Alberta, Banff National Park, Tunnel Mountain, The Shoe
On July 6, R B. was part of an “Advanced Mountain Operations Course” being run by the Canadian Military out of CPC Trenton. The group consisted of 14 students and seven instructors. R. B. was part of a group that was learning to lead climb. He had done some top-roped leading practice and a “couple of other easy climbs on lead.” He was on the first pitch of “The Shoe” (I, 5.6) on Tunnel Mountain and had placed one tricam about five metres up from the belay. As he neared the traverse left into the crack, he slipped and fell. His gear pulled and he landed on his head on the belay ledge. He then tumbled down below the belay. His instructor called 911 on his cell phone and then began to lower the victim.
The patient was located by rescue on the scree below the climb, still tied in to the rope. He had suffered a severe blow to the head and was displaying wild aggression and thrashing around. There was no response to verbal or pain stimulus only incoherent verbiage and yelling. EMS administered IV and drugs and the patient was heli-slung directly from the scene to the hospital and shortly afterwards transferred to Calgary via STARS air ambulance.

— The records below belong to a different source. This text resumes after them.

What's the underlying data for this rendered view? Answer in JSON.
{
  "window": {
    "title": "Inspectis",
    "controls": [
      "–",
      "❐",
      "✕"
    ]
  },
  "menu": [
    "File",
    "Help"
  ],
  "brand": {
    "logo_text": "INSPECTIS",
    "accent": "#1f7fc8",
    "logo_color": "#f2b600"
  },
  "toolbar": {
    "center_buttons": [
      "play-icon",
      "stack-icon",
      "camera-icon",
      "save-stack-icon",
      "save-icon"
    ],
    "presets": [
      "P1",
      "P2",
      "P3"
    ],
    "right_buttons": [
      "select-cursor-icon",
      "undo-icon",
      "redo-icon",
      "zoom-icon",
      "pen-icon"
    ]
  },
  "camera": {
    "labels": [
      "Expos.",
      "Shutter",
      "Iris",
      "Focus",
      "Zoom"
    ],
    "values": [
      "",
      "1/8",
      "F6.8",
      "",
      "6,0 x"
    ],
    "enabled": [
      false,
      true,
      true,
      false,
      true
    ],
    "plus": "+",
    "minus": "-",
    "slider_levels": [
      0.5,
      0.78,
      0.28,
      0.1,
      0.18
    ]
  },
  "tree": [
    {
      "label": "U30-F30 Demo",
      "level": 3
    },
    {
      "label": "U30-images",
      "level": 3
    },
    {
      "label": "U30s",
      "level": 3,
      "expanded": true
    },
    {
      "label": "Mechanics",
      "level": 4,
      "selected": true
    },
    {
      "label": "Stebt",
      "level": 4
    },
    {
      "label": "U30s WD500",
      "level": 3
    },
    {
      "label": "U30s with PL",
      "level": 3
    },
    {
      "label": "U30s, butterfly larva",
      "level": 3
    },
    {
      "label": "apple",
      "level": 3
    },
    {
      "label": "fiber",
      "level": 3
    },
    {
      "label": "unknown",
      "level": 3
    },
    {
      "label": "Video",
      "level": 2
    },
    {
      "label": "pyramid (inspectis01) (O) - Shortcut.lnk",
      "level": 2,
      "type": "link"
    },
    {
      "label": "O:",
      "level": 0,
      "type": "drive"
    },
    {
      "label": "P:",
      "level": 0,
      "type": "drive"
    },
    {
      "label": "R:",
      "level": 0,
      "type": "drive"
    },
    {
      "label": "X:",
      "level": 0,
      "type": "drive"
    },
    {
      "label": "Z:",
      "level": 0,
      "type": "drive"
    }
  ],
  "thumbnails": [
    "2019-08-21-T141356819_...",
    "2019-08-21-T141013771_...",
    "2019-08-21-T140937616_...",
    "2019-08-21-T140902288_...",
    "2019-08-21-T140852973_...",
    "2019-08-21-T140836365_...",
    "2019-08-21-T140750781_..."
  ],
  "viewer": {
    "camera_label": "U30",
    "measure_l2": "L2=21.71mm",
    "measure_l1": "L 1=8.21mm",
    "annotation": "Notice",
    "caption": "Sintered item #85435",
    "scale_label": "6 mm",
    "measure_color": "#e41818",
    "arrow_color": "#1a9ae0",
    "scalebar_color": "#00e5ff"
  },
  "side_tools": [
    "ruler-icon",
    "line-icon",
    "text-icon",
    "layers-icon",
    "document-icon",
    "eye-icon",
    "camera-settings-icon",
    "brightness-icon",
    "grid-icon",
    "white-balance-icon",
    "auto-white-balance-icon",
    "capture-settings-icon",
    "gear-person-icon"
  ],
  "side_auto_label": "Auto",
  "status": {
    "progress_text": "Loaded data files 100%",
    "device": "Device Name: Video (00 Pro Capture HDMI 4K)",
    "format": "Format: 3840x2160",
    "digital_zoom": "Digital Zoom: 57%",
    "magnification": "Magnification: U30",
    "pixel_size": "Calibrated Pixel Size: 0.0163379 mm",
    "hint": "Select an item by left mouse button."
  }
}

The leader was wearing a helmet which was crushed and broken. Dispatchers for 911 in the Banff / Lake Louise area are based in Calgary. Climbers in the National Parks should be aware of the lack of knowledge of the terrain that the 911 dispatchers have and be very clear of their location and the requirement for a mountain rescue response when reporting an incident. (Source: Bradford White, Banff National Park Warden Service)